Pat Conroy, Australia’s Defence Minister, was quick to point out that Anduril’s success stemmed from a change in operations:

“Ghost Shark is an exemplar of how Defence and Australian industry can move at speed to develop new sovereign capabilities to respond to the challenges before us.

“By transitioning Ghost Shark to ASCA, a clear statement is being made about Defence’s commitment to the programme […] ASCA is focused on speeding up the transition of innovation into capability that will give our ADF an edge, while creating more jobs for Australians commercialising the technology.”

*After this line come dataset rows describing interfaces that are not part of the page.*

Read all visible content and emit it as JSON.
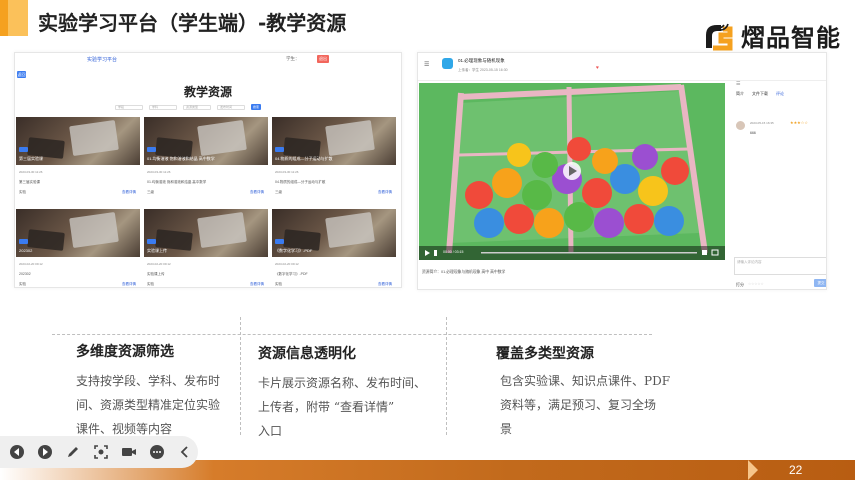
{
  "slide": {
    "title": "实验学习平台（学生端）-教学资源",
    "logo_text": "熠品智能",
    "page_number": "22"
  },
  "left_screenshot": {
    "brand": "实验学习平台",
    "user": "学生：",
    "logout": "退出",
    "back": "返回",
    "page_title": "教学资源",
    "filters": [
      "学段",
      "学科",
      "资源类型",
      "发布时间",
      "搜索"
    ],
    "cards": [
      {
        "name": "第三届实验课",
        "meta": "2023-03-30 11:26",
        "desc": "第三届实验课",
        "footer": "实验",
        "detail": "查看详情"
      },
      {
        "name": "01.均衡溶液 饱和溶液和结晶 高中数学",
        "meta": "2023-03-30 11:26",
        "desc": "01.均衡溶液 饱和溶液和结晶 高中数学",
        "footer": "三级",
        "detail": "查看详情"
      },
      {
        "name": "04.物质的组成—分子运动与扩散",
        "meta": "2023-03-30 11:26",
        "desc": "04.物质的组成—分子运动与扩散",
        "footer": "三级",
        "detail": "查看详情"
      },
      {
        "name": "202302",
        "meta": "2023-02-20 09:12",
        "desc": "202302",
        "footer": "实验",
        "detail": "查看详情"
      },
      {
        "name": "实验课上传",
        "meta": "2023-02-20 09:12",
        "desc": "实验课上传",
        "footer": "实验",
        "detail": "查看详情"
      },
      {
        "name": "《数字化学习》-PDF",
        "meta": "2023-02-20 09:12",
        "desc": "《数字化学习》-PDF",
        "footer": "实验",
        "detail": "查看详情"
      }
    ]
  },
  "right_screenshot": {
    "video_title": "01.必理现象与随机现象",
    "video_meta": "上传者：学生    2023-05-15 16:30",
    "caption": "资源简介：01.必理现象与随机现象 高中 高中数学",
    "time": "00:00 / 03:15",
    "side_tabs": [
      "简介",
      "文件下载",
      "评论"
    ],
    "comment_user": "2023-05-15 16:35",
    "comment_stars": "★★★☆☆",
    "comment_text": "666",
    "comment_placeholder": "请输入评论内容",
    "rate_label": "打分",
    "rate_stars": "☆☆☆☆☆",
    "submit": "提交"
  },
  "features": [
    {
      "title": "多维度资源筛选",
      "body": [
        "支持按学段、学科、发布时",
        "间、资源类型精准定位实验",
        "课件、视频等内容"
      ]
    },
    {
      "title": "资源信息透明化",
      "body": [
        "卡片展示资源名称、发布时间、",
        "上传者，附带 “查看详情”",
        "入口"
      ]
    },
    {
      "title": "覆盖多类型资源",
      "body": [
        "包含实验课、知识点课件、PDF",
        "资料等，满足预习、复习全场",
        "景"
      ]
    }
  ],
  "colors": {
    "accent": "#f5a11f",
    "footer": "#c26a1c",
    "link": "#2a5bd7",
    "button": "#3a7bf0"
  },
  "toolbar": {
    "icons": [
      "prev-icon",
      "next-icon",
      "pen-icon",
      "screenshot-icon",
      "camera-icon",
      "more-icon",
      "collapse-icon"
    ]
  }
}
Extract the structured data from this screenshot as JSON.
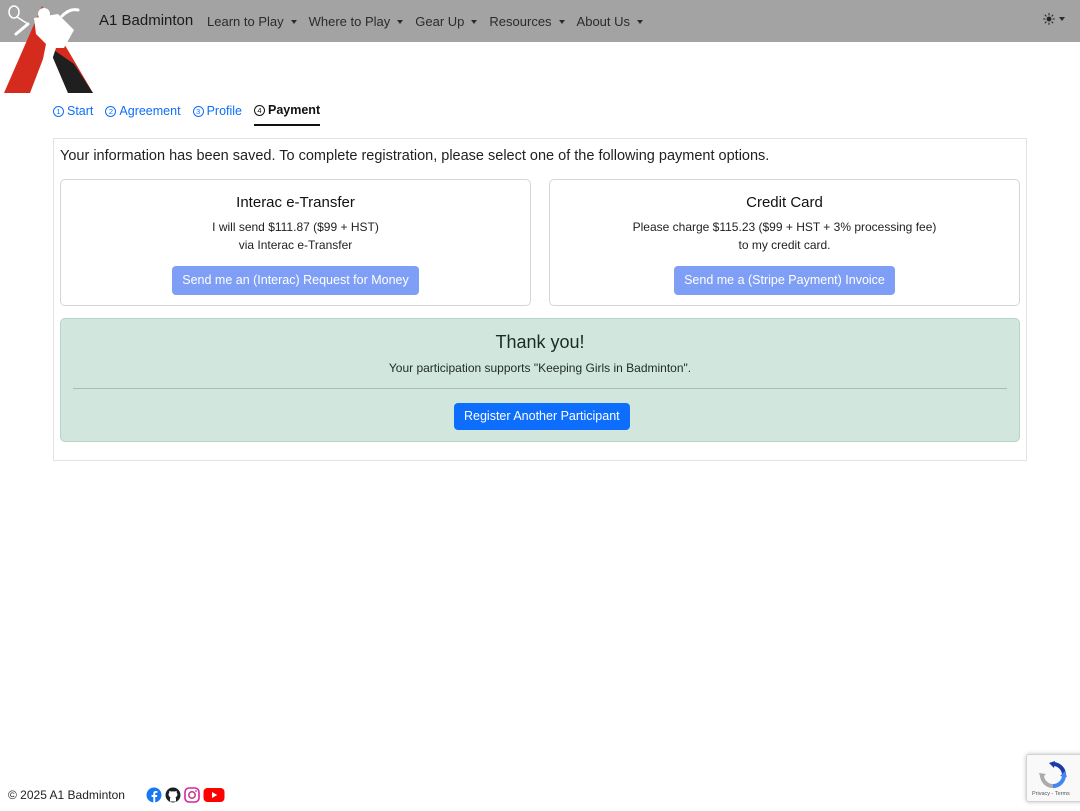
{
  "nav": {
    "brand": "A1 Badminton",
    "items": [
      {
        "label": "Learn to Play"
      },
      {
        "label": "Where to Play"
      },
      {
        "label": "Gear Up"
      },
      {
        "label": "Resources"
      },
      {
        "label": "About Us"
      }
    ]
  },
  "steps": [
    {
      "num": "1",
      "label": "Start"
    },
    {
      "num": "2",
      "label": "Agreement"
    },
    {
      "num": "3",
      "label": "Profile"
    },
    {
      "num": "4",
      "label": "Payment"
    }
  ],
  "intro": "Your information has been saved. To complete registration, please select one of the following payment options.",
  "interac": {
    "title": "Interac e-Transfer",
    "line1": "I will send $111.87 ($99 + HST)",
    "line2": "via Interac e-Transfer",
    "button": "Send me an (Interac) Request for Money"
  },
  "credit": {
    "title": "Credit Card",
    "line1": "Please charge $115.23 ($99 + HST + 3% processing fee)",
    "line2": "to my credit card.",
    "button": "Send me a (Stripe Payment) Invoice"
  },
  "thanks": {
    "title": "Thank you!",
    "text": "Your participation supports \"Keeping Girls in Badminton\".",
    "button": "Register Another Participant"
  },
  "footer": {
    "copyright": "© 2025 A1 Badminton"
  },
  "recaptcha": {
    "links": "Privacy - Terms"
  },
  "colors": {
    "navbar": "#a3a3a3",
    "primary": "#0d6efd",
    "primary_disabled": "#7e9ff5",
    "success_bg": "#d1e7dd",
    "logo_red": "#d52b1e",
    "facebook": "#1877f2",
    "youtube": "#ff0000"
  },
  "icons": {
    "theme": "sun-icon",
    "facebook": "facebook-icon",
    "github": "github-icon",
    "instagram": "instagram-icon",
    "youtube": "youtube-icon",
    "recaptcha": "recaptcha-icon"
  }
}
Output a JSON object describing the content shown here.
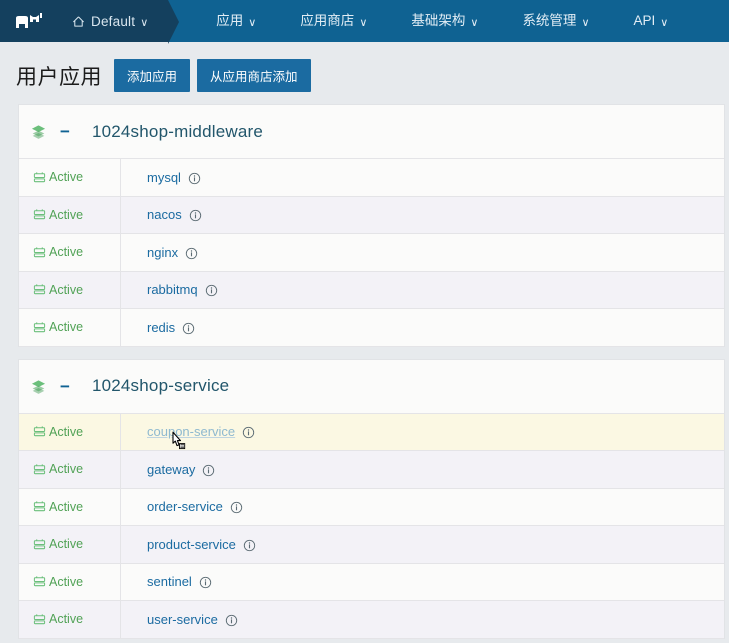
{
  "navbar": {
    "logo_icon": "rancher-cow-logo",
    "cluster": {
      "label": "Default",
      "icon": "home-icon",
      "caret": "∨"
    },
    "items": [
      {
        "label": "应用",
        "caret": "∨",
        "active": true
      },
      {
        "label": "应用商店",
        "caret": "∨",
        "active": false
      },
      {
        "label": "基础架构",
        "caret": "∨",
        "active": false
      },
      {
        "label": "系统管理",
        "caret": "∨",
        "active": false
      },
      {
        "label": "API",
        "caret": "∨",
        "active": false
      }
    ],
    "colors": {
      "bar": "#0f6292",
      "cluster_bg": "#14405e"
    }
  },
  "header": {
    "title": "用户应用",
    "buttons": [
      {
        "label": "添加应用"
      },
      {
        "label": "从应用商店添加"
      }
    ]
  },
  "table": {
    "status_label": "Active",
    "groups": [
      {
        "name": "1024shop-middleware",
        "collapse_glyph": "−",
        "stack_icon": "layers-icon",
        "rows": [
          {
            "status": "Active",
            "name": "mysql"
          },
          {
            "status": "Active",
            "name": "nacos"
          },
          {
            "status": "Active",
            "name": "nginx"
          },
          {
            "status": "Active",
            "name": "rabbitmq"
          },
          {
            "status": "Active",
            "name": "redis"
          }
        ]
      },
      {
        "name": "1024shop-service",
        "collapse_glyph": "−",
        "stack_icon": "layers-icon",
        "rows": [
          {
            "status": "Active",
            "name": "coupon-service",
            "hovered": true
          },
          {
            "status": "Active",
            "name": "gateway"
          },
          {
            "status": "Active",
            "name": "order-service"
          },
          {
            "status": "Active",
            "name": "product-service"
          },
          {
            "status": "Active",
            "name": "sentinel"
          },
          {
            "status": "Active",
            "name": "user-service"
          }
        ]
      }
    ]
  },
  "colors": {
    "accent": "#1b6ba1",
    "active_green": "#51a256",
    "link": "#1b6ba1",
    "page_bg": "#e7eaed",
    "row_bg": "#fbfbfa",
    "row_alt_bg": "#f3f2f7",
    "row_hover_bg": "#fbf8e3"
  }
}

The success of this programme so far indicates a positive defence industrial turn. Should the team continue to deliver on its ambitious task to produce three platforms in the space of three years, this will bode well for RAN’s even more ambitious surface combatant programme, which it increased by A$11.5bn at the end of February 2024.